From the New York Times bestselling author of My Share of the Task and Leaders, a manual for leaders looking to make their teams more adaptable, agile, and unified in the midst of change.
When General Stanley McChrystal took command of the Joint Special Operations Task Force in 2004, he quickly realized that conventional military tactics were failing. Al Qaeda in Iraq was a decentralized network that could move quickly, strike ruthlessly, then seemingly vanish into the local population. The allied forces had a huge advantage in numbers, equipment, and training—but none of that seemed to matter. To defeat Al Qaeda, they would have to combine the power of the world’s mightiest military with the agility of the world’s most fearsome terrorist network. They would have to become a "team of teams"—faster, flatter, and more flexible than ever.

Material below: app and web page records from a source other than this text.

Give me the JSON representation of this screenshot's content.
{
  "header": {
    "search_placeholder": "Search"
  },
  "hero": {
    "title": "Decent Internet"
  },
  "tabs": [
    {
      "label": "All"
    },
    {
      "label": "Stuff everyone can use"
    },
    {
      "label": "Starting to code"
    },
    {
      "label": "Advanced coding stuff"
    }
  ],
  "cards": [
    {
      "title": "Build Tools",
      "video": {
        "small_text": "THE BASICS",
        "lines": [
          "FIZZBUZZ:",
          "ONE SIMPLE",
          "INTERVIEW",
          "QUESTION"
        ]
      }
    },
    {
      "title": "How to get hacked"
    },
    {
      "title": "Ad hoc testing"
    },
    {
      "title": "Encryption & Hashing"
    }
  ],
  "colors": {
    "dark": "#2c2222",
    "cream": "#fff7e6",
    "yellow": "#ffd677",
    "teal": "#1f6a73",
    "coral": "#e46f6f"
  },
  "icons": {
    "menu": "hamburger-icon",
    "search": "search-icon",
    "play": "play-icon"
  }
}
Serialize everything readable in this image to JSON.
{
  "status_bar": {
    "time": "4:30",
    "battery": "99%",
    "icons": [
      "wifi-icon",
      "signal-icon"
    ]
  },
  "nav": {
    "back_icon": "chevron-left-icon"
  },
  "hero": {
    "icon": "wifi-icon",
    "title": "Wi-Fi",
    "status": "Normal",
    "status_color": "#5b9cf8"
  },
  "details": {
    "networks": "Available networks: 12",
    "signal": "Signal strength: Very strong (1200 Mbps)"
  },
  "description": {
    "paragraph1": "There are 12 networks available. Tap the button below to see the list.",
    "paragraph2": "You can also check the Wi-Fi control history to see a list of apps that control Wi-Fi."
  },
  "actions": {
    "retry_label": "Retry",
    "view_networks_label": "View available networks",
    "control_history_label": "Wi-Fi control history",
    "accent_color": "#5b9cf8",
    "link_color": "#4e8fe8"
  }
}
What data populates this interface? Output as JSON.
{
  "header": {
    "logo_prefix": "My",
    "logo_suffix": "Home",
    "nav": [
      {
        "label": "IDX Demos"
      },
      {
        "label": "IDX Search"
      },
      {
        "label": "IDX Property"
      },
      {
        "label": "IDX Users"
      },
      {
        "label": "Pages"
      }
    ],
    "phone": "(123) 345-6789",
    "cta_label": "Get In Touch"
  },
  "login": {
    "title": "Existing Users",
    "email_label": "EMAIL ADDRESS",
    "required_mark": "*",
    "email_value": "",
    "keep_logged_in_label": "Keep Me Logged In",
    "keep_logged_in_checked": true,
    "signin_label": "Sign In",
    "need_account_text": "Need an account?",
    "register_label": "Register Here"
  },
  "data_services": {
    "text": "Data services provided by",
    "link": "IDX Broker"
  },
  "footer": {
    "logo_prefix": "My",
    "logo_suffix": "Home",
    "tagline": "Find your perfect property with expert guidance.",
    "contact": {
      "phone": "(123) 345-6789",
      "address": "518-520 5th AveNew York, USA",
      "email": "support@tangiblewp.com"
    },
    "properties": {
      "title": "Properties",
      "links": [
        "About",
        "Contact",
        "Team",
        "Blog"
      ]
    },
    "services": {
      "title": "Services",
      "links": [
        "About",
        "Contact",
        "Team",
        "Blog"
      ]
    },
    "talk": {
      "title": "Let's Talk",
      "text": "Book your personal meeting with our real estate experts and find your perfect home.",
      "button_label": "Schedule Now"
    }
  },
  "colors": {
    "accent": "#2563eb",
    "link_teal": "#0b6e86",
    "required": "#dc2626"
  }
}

In Team of Teams, McChrystal and his colleagues show how the challenges they faced in Iraq can be relevant to countless businesses, nonprofits, and organizations today. In periods of unprecedented crisis, leaders need practical management practices that can scale to thousands of people—and fast. By giving small groups the freedom to experiment and share what they learn across the entire organization, teams can respond more quickly, communicate more freely, and make better and faster decisions.
Drawing on compelling examples—from NASA to hospital emergency rooms—Team of Teams makes the case for merging the power of a large corporation with the agility of a small team to transform any organization.
Retired U.S. general McChrystal (My Share of the Task) and his coauthors draw on their respective military and management experience to construct this well-written business book about "what's different in today's world and what we must do about it." There's some heady stuff in here, including precise descriptions of military procedure, and detailed explorations of the valuable lessons the military has learned recently about collaboration. As McChrystal notes, that change hasn't been easy for an organization that long prided itself on a strict "command-and-control" flow of power and "need to know" philosophy. The resulting book is a collection of innovations that the modern U.S. Army has embraced and that most corporations can too. In the new paradigm proposed here, the focus is on "adaptability" instead of "efficiency," promoting "generalized awareness," and empowerment. The authors' abundance of material is made manageable by good organization and some surprisingly strong writing. There are only a few non-military examples (such as GM and Ford's contrasting organizational approaches), so readers not interested in military strategy may leave this book unfinished; for any other businesspeople, it will get a definite thumbs-up.